Between 2013 and 2014, an average of seven women were murdered in Mexico every day.1 According to the Amnesty International Report from 2015/16 on Mexico,2 violence (including killings, abductions, and sexual violence) against women and girls remained endemic, while Human Rights Watch has shown that Mexican laws do not adequately protect women and girls against domestic and sexual violence.3 Although accurate figures are hard to come by, possibly because of under-reporting, problems with data collection and/or data manipulation, there is no doubt that Mexico suffers from widespread violence against women.4,5
San Cristobal de las Casas, the cultural capital of Chiapas, the southernmost state in Mexico, lies 7,200 feet above sea level amid pine-filled forests and mountain vistas. The Maya, who are descended from an ancient and indigenous civilization, are a strong presence in and around the city. Rich in architecture, craftwork, scenic vistas, and indigenous cultures, San Cristobal is also rich in political pro-feminist, anti-machismo graffiti bringing much-needed attention to the plight of women in the region. This should come as no surprise, since the fight for equal treatment and against domestic violence has been a part of San Cristobal’s political landscape for over 20 years. When the Zapatista Army of National Liberation (EZLN) rebelled against the Mexican government on January 1, 1994, they unveiled the Women’s Revolutionary Law as a key feature of their manifesto in San Cristobal. This 10-article bill of rights for indigenous women essentially declared that women have a right to a fair wage, quality health care, equal participation in the political system, marital and reproductive rights, and freedom from sexual and domestic violence.4
Establishing the right to have rights – especially women’s rights – is no easy task. Nor is it a small task. In Chiapas, the state with the highest levels of inequality and poverty in the country,6 it has been an especially challenging process, and remains a very much unfinished one. Unfortunately, discrimination and violence against women is still commonplace. Many women, especially those from the indigenous communities, continue to face a great deal of machismo and discrimination at work and within their communities, and suffer from violence inflicted by their partners and the military.7 Now, however, some women are fighting back – not with their fists, but with graffiti.

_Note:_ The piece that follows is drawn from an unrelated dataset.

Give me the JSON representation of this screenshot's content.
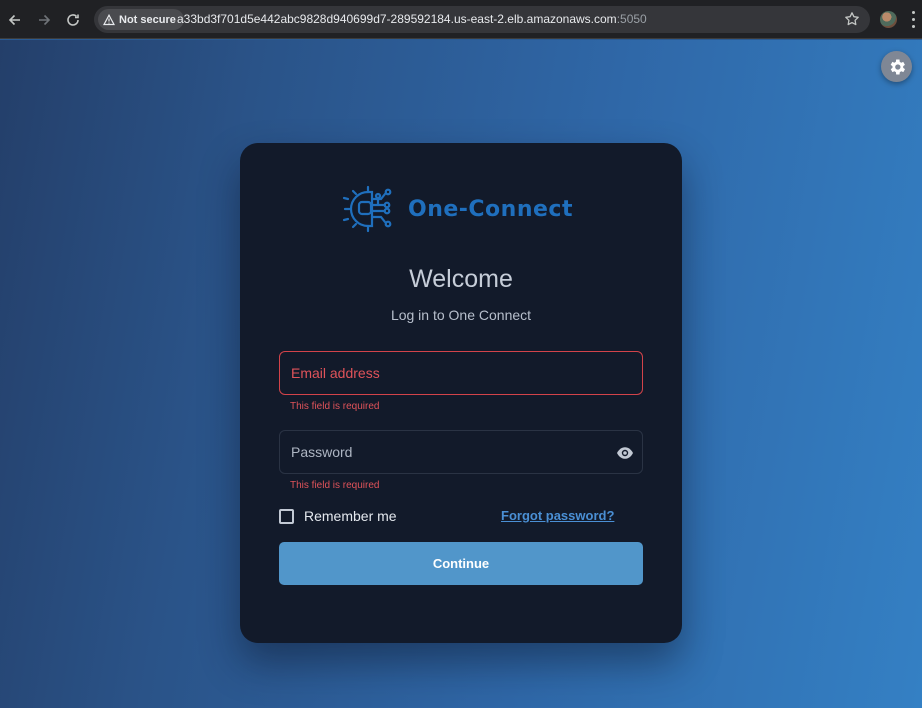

Poverty, economic woes, and gender inequality have led to a surge in political creativity, and this is obvious in the pro-feminist anti-machismo graffiti popping up overnight on the many colorful stuccoed walls across San Cristobal.
While graffiti often conjures up images of vandalism and defacement, here it is being used as a positive device, an artistic and literary consciousness-raising tool symbolizing social and political grievances and needs. I’m not sure what the ancient Mayan craftspeople would have made of all these savvy, street-wise, modern scrawlings and stencillings, but this is now a town where the very modern art medium of graffiti is being actively employed to protest the very antiquated practice of machismo.
Speaking with both a local anthropologist and a midwife who works in the surrounding villages about the graffiti, each agreed that it was a good sign that the issue of women’s rights is being publicly expressed (and hopefully noticed), but were unsure how much of an impact the graffiti would ultimately have on local culture.
If this graffiti can have an educational impact—even a small one—then the creators of these messages should be encouraged to spread their feminist communications far beyond the stuccoed walls of San Cristobal and out into the surrounding mountains and valleys and beyond.
Since women’s rights are threatened throughout the country, well beyond the borders of Chiapas, the voices of these graffiti artists should echo from walls across the country, slowly spreading a message of empowerment for women.
A previous version of this article appeared in The Progressive.8
- Instituto Nacional De Estadística Y Geografía. Estadísticas a Propósito del… Día Intrnacional de la Eliminación de la Violencia Contra La Mujer (25 de Noviembre) [online] (November 23, 2015). http://www.inegi.org.mx/saladeprensa/aproposito/2015/violencia0.pdf.
- Amnesty International. Mexico 2016/2017 [online] (2017). https://www.amnesty.org/en/countries/americas/mexico/report-mexico/.
- Human Rights Watch. Mexico: Events of 2015 [online] (2017). https://www.hrw.org/world-report/2016/country-chapters/mexico.
- Liles, L. For women in Chiapas, working toward a ‘life free of violence.’ Cronkite News [online] (August 4, 2014). http://cronkitenewsonline.com/2014/08/for-women-in-chiapas-hoping-and-working-toward-a-life-free-of-violence/.
- Watson, K. Making a noise about machismo in Mexico. BBC News [online] (May 20, 2016). http://www.bbc.com/news/world-36324570.
- US $60 billion later, Chiapas no better off. Mexico News Daily [online] (April 1, 2016). http://mexiconewsdaily.com/news/chiapas-poverty/.
- Council on Hemispheric Affairs. Women’s Rights in Chiapas: Future Made Possible by the Revolutionary Law [online] (July 18, 2011). http://www.coha.org/womens-rights-in-chiapas-future-made-possible-by-the-revolutionary-law/.
- Starin, D. Viva Graffiti: Women in Mexico are Protesting Violence—Creatively. The Progressive [online] (November 28, 2016). http://progressive.org/dispatches/viva-graffiti-women-mexico-protesting-violence-creatively/.